School's out, which made it easy for me to arrange a trip Back East for Mother's Day. Trips like this are expensive, but I had plenty of frequent flier miles piled up through credit cards and the like (not, heaven forbid, from airline flying).
The first leg was on what is still called a "regional airline," despite a route map that includes Oregon and Florida. They're the kind who have been hiring very low time pilots. Rumor has it that some are hiring pilots who do not even have enough flight time for a commercial certificate, with the plan to give them the flight time before they send them out on the line. A cold shiver just passed through me, but I doubt that a ghost inhabits my parents' new apartment building...
In fact, it is nearly impossible to hang on to a flight instructor, and I get regular job solicitations in the mail. (These aren't personal; they just buy the list of CFIs and send them out. Well, one was kind of personal in that it included a picture of their very attractive office manager, kind of an implicit hint that successful candidates might get to date her.) The flight schools I know are populated with CFIs who have 400 hours total time and only need a few more minutes to get that regional job. Don't get me wrong: I once had 400 hours total time, too; looking back, I was not ready to fly a jet then. In the meantime, I have spent a lot of time training 1200 hour pilots to fly small twins under instrument conditions, and finding that many of them were not up to the task.

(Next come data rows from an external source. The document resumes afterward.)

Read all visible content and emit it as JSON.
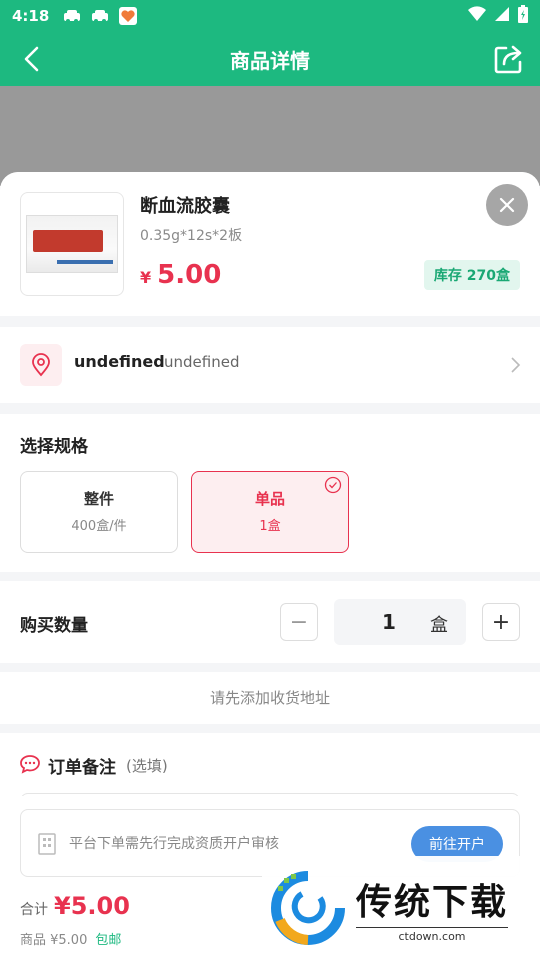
{
  "status_bar": {
    "time": "4:18"
  },
  "header": {
    "title": "商品详情"
  },
  "product": {
    "name": "断血流胶囊",
    "spec": "0.35g*12s*2板",
    "currency": "¥",
    "price": "5.00",
    "stock": "库存 270盒"
  },
  "address": {
    "name": "undefined",
    "detail": "undefined"
  },
  "spec_section": {
    "title": "选择规格",
    "options": [
      {
        "label": "整件",
        "sub": "400盒/件",
        "selected": false
      },
      {
        "label": "单品",
        "sub": "1盒",
        "selected": true
      }
    ]
  },
  "quantity": {
    "title": "购买数量",
    "value": "1",
    "unit": "盒",
    "minus": "−",
    "plus": "+"
  },
  "notice": "请先添加收货地址",
  "remark": {
    "title": "订单备注",
    "optional": "(选填)"
  },
  "qualification": {
    "text": "平台下单需先行完成资质开户审核",
    "button": "前往开户"
  },
  "summary": {
    "total_label": "合计",
    "total": "¥5.00",
    "goods_label": "商品 ¥5.00",
    "shipping": "包邮"
  },
  "watermark": {
    "title": "传统下载",
    "url": "ctdown.com"
  },
  "colors": {
    "brand": "#1db980",
    "accent": "#e8324f",
    "stock_bg": "#e2f6ee"
  }
}
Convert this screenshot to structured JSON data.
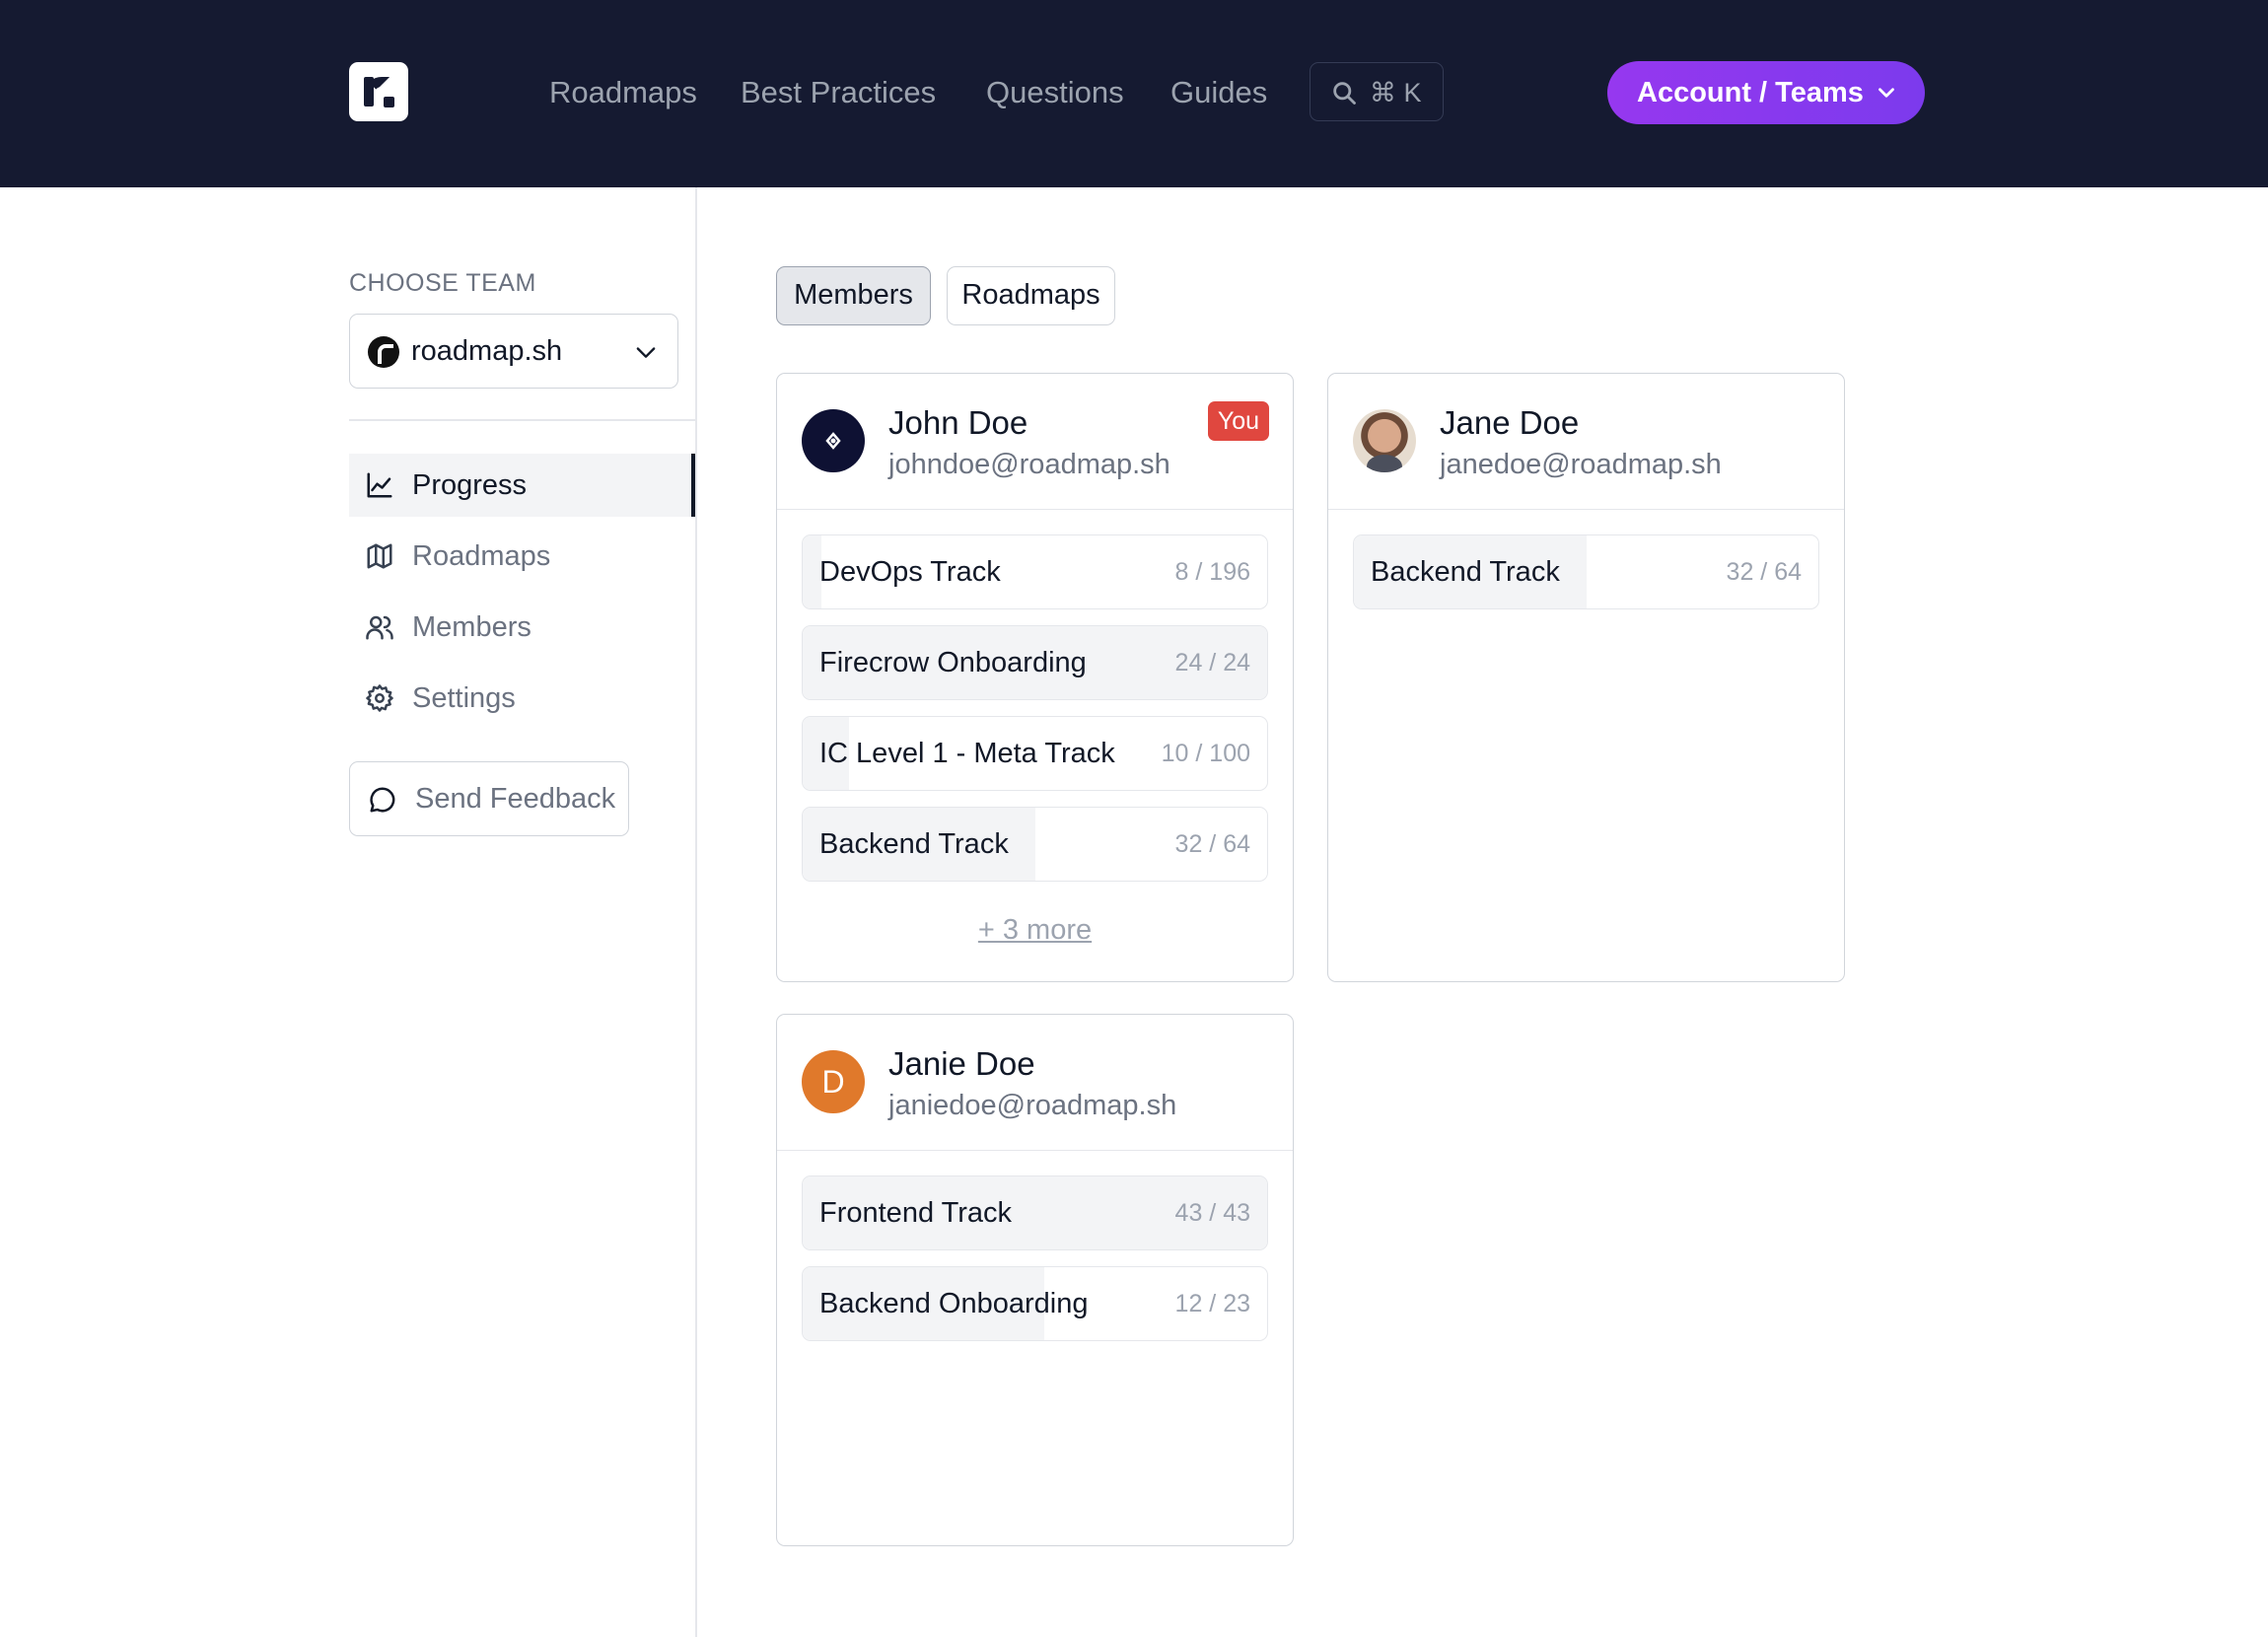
{
  "nav": {
    "links": [
      "Roadmaps",
      "Best Practices",
      "Questions",
      "Guides"
    ],
    "search_shortcut": "⌘ K",
    "account_label": "Account / Teams"
  },
  "sidebar": {
    "choose_team_label": "CHOOSE TEAM",
    "team_name": "roadmap.sh",
    "items": [
      {
        "label": "Progress",
        "icon": "chart-line-icon",
        "active": true
      },
      {
        "label": "Roadmaps",
        "icon": "map-icon",
        "active": false
      },
      {
        "label": "Members",
        "icon": "users-icon",
        "active": false
      },
      {
        "label": "Settings",
        "icon": "gear-icon",
        "active": false
      }
    ],
    "feedback_label": "Send Feedback"
  },
  "tabs": [
    {
      "label": "Members",
      "active": true
    },
    {
      "label": "Roadmaps",
      "active": false
    }
  ],
  "members": [
    {
      "name": "John Doe",
      "email": "johndoe@roadmap.sh",
      "badge": "You",
      "tracks": [
        {
          "name": "DevOps Track",
          "count": "8 / 196",
          "progress": 0.04
        },
        {
          "name": "Firecrow Onboarding",
          "count": "24 / 24",
          "progress": 1.0
        },
        {
          "name": "IC Level 1 - Meta Track",
          "count": "10 / 100",
          "progress": 0.1
        },
        {
          "name": "Backend Track",
          "count": "32 / 64",
          "progress": 0.5
        }
      ],
      "more_label": "+ 3 more"
    },
    {
      "name": "Jane Doe",
      "email": "janedoe@roadmap.sh",
      "tracks": [
        {
          "name": "Backend Track",
          "count": "32 / 64",
          "progress": 0.5
        }
      ]
    },
    {
      "name": "Janie Doe",
      "email": "janiedoe@roadmap.sh",
      "avatar_initial": "D",
      "tracks": [
        {
          "name": "Frontend Track",
          "count": "43 / 43",
          "progress": 1.0
        },
        {
          "name": "Backend Onboarding",
          "count": "12 / 23",
          "progress": 0.52
        }
      ]
    }
  ],
  "colors": {
    "nav_bg": "#151a31",
    "accent": "#9638ef",
    "you_badge": "#e0473f",
    "initial_avatar": "#e0792b"
  }
}
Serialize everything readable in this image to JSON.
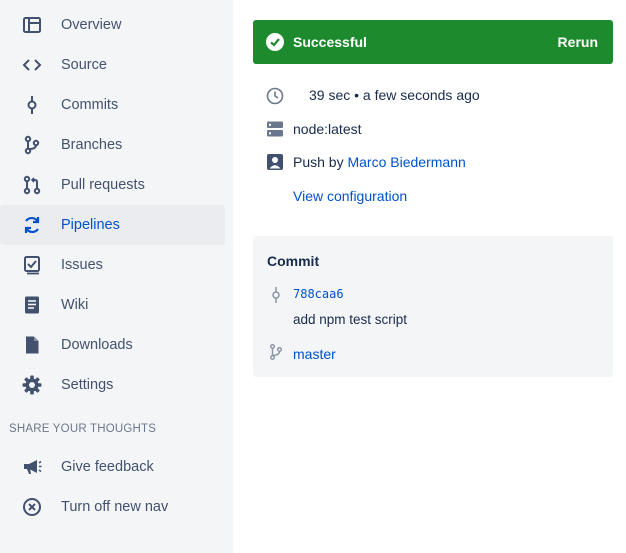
{
  "sidebar": {
    "items": [
      {
        "label": "Overview",
        "icon": "overview-icon"
      },
      {
        "label": "Source",
        "icon": "code-icon"
      },
      {
        "label": "Commits",
        "icon": "commit-icon"
      },
      {
        "label": "Branches",
        "icon": "branch-icon"
      },
      {
        "label": "Pull requests",
        "icon": "pull-request-icon"
      },
      {
        "label": "Pipelines",
        "icon": "pipelines-icon",
        "active": true
      },
      {
        "label": "Issues",
        "icon": "issues-icon"
      },
      {
        "label": "Wiki",
        "icon": "wiki-icon"
      },
      {
        "label": "Downloads",
        "icon": "file-icon"
      },
      {
        "label": "Settings",
        "icon": "gear-icon"
      }
    ],
    "section_title": "SHARE YOUR THOUGHTS",
    "feedback_items": [
      {
        "label": "Give feedback",
        "icon": "megaphone-icon"
      },
      {
        "label": "Turn off new nav",
        "icon": "close-circle-icon"
      }
    ]
  },
  "status": {
    "label": "Successful",
    "rerun_label": "Rerun",
    "color": "#1E8A2E"
  },
  "details": {
    "duration": "39 sec • a few seconds ago",
    "image": "node:latest",
    "trigger_prefix": "Push by",
    "author": "Marco Biedermann",
    "view_config": "View configuration"
  },
  "commit": {
    "title": "Commit",
    "hash": "788caa6",
    "message": "add npm test script",
    "branch": "master"
  },
  "colors": {
    "sidebar_bg": "#F4F5F7",
    "active_bg": "#EBECF0",
    "link": "#0052CC",
    "text": "#172B4D",
    "nav_text": "#42526E"
  }
}
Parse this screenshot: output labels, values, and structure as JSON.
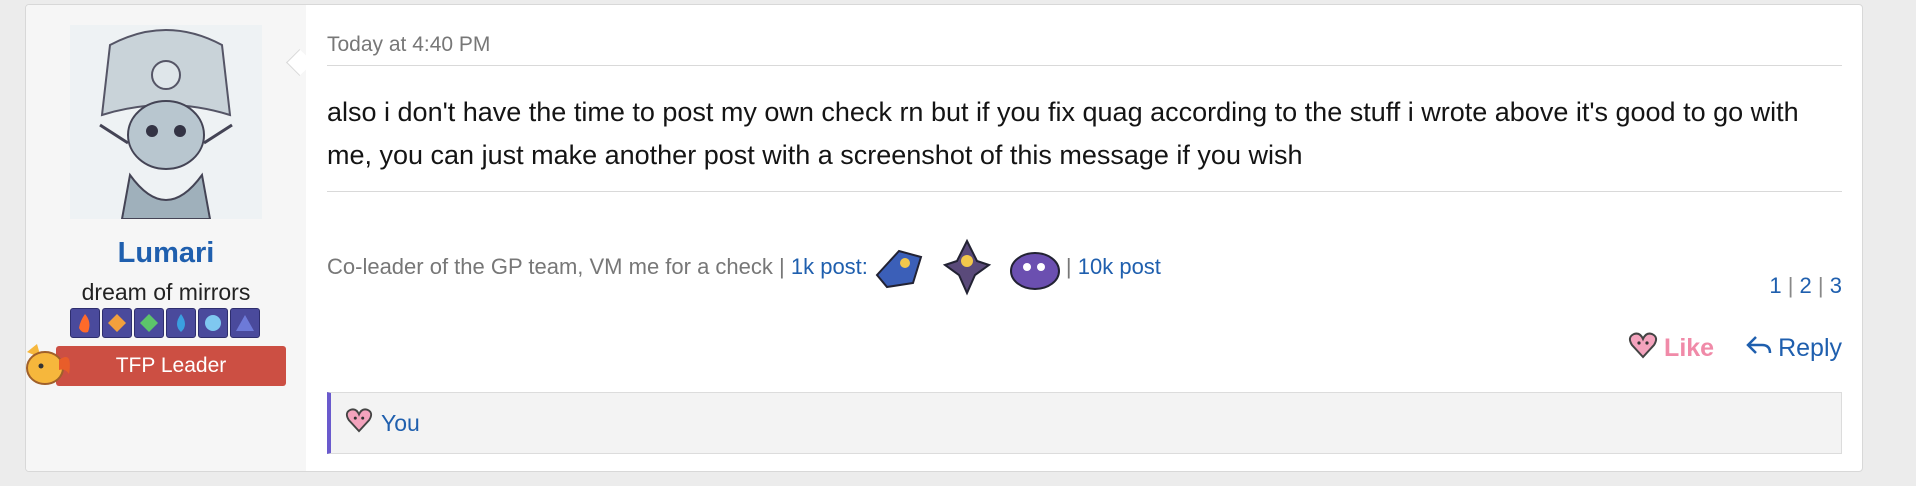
{
  "user": {
    "name": "Lumari",
    "title": "dream of mirrors",
    "banner": "TFP Leader",
    "badges": [
      "fire-badge",
      "diamond-badge",
      "leaf-badge",
      "water-badge",
      "ice-badge",
      "triangle-badge"
    ]
  },
  "post": {
    "date": "Today at 4:40 PM",
    "message": "also i don't have the time to post my own check rn but if you fix quag according to the stuff i wrote above it's good to go with me, you can just make another post with a screenshot of this message if you wish"
  },
  "signature": {
    "text": "Co-leader of the GP team, VM me for a check |",
    "link_1k": "1k post:",
    "separator": "|",
    "link_10k": "10k post",
    "pages": [
      "1",
      "2",
      "3"
    ],
    "page_sep": "|"
  },
  "actions": {
    "like": "Like",
    "reply": "Reply"
  },
  "reactions": {
    "label": "You"
  },
  "colors": {
    "link": "#1f5fae",
    "like": "#f08aa8",
    "banner": "#cc4f43",
    "reaction_bar": "#6a5acd"
  }
}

I called home from the gate to chat with the wife and kids. Sometimes it feels like I chat with them more when I am on the road than when I am at home, all of us being typically busy 2008ers. I mentioned that I had seen the flight crew walk out to the airplane, and expressed relief that none of the pilots from my former company were flying.
But I was wrong; the FA announcement included a familiar name. I growled to myself, since I had not thought much of his knowledge level when I had flown with him (in fact, I had to take over the radios while on approach into a Class B airport, which should not have been a problem for a CFII). But the regionals invest a lot in training and are supposed to be washing a lot of people out, so I stayed in my seat (maybe I did it for my mother). The airplane handling was a little rough: we were uncoordinated on the turn to base, and we were both above and below the glide slope on the approach, so I figured that the pilot with lesser experience was flying.
Of course, every time I criticize an approach the guy greases it on.
I stopped to chat after the flight, the FA stepping aside when I called him by name. He had put on some weight, which is why I hadn't recognized him, and said he was having fun flying. I figure that if he made it through training he must be OK. I hope.
Which brings me to James Fallows' recent article
in The Atlantic
, the innovative VLJ
operator in the southeast. Dayjet
has assembled a bunch of software innovators, including mathematicians, who have refined the business model to bring the cost of jet charter into the affordable range. I am all in favor of this: one of my worries about aviation is the general unwillingness to make explicit models and test them before launching, the unwillingness to calculate
. This tradition goes back to 17th
Century sea captains, with James Cook being the notable exception, and it is good to try to reverse it.
But I think they have left something out of the model: where are they going to get pilots with the skill and experience to fly jets, albeit small ones, on a tight schedule in demanding weather? Pilots are not getting experience through flight instruction, and even those who have the hours have no experience with things like weather radar or how to plan an efficient trip (what I call "synoptic planning"). The simulator centers concentrate on the important skill of getting the airplane safely on the ground when something breaks, but ignore daily operations, where small improvements in efficiency make a big difference in profitability.
Maybe I should call the place with the pretty office manager...
Labels: DayJet, flight instructor, regional airline